Below are the records. Gather each line that holds "selected".

* Recorded data *
########################################

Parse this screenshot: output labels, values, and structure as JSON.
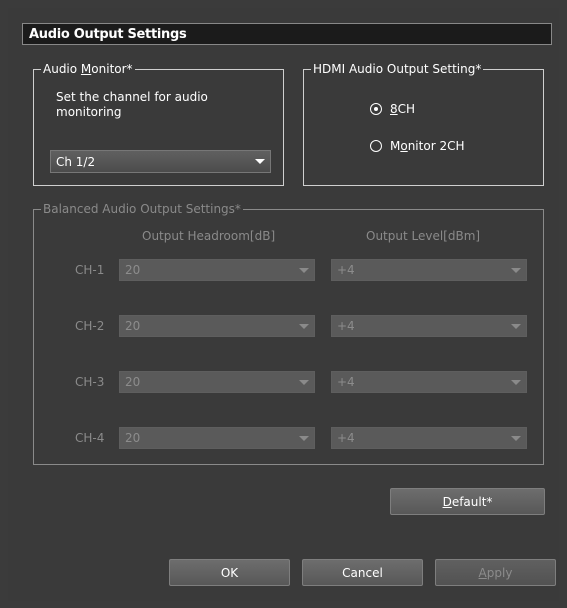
{
  "dialog": {
    "title": "Audio Output Settings"
  },
  "audio_monitor": {
    "legend_pre": "Audio ",
    "legend_accel": "M",
    "legend_post": "onitor*",
    "description": "Set the channel for audio monitoring",
    "selected": "Ch 1/2"
  },
  "hdmi": {
    "legend": "HDMI Audio Output Setting*",
    "options": [
      {
        "accel": "8",
        "rest": "CH",
        "selected": true
      },
      {
        "pre": "M",
        "accel": "o",
        "rest": "nitor 2CH",
        "selected": false
      }
    ]
  },
  "balanced": {
    "legend": "Balanced Audio Output Settings*",
    "col_headroom": "Output Headroom[dB]",
    "col_level": "Output Level[dBm]",
    "rows": [
      {
        "label": "CH-1",
        "headroom": "20",
        "level": "+4"
      },
      {
        "label": "CH-2",
        "headroom": "20",
        "level": "+4"
      },
      {
        "label": "CH-3",
        "headroom": "20",
        "level": "+4"
      },
      {
        "label": "CH-4",
        "headroom": "20",
        "level": "+4"
      }
    ]
  },
  "buttons": {
    "default_accel": "D",
    "default_rest": "efault*",
    "ok": "OK",
    "cancel": "Cancel",
    "apply_accel": "A",
    "apply_rest": "pply"
  }
}
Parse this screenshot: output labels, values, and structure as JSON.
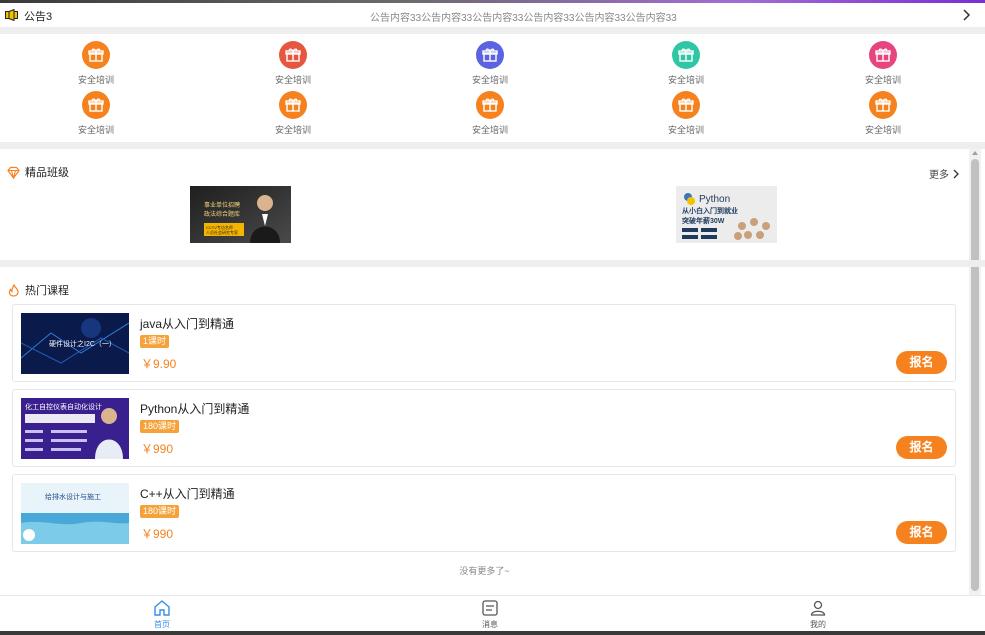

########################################

* RESPONSE TO THE TASK *
    "selected": "Ch 1/2"
        "selected": true
        "selected": false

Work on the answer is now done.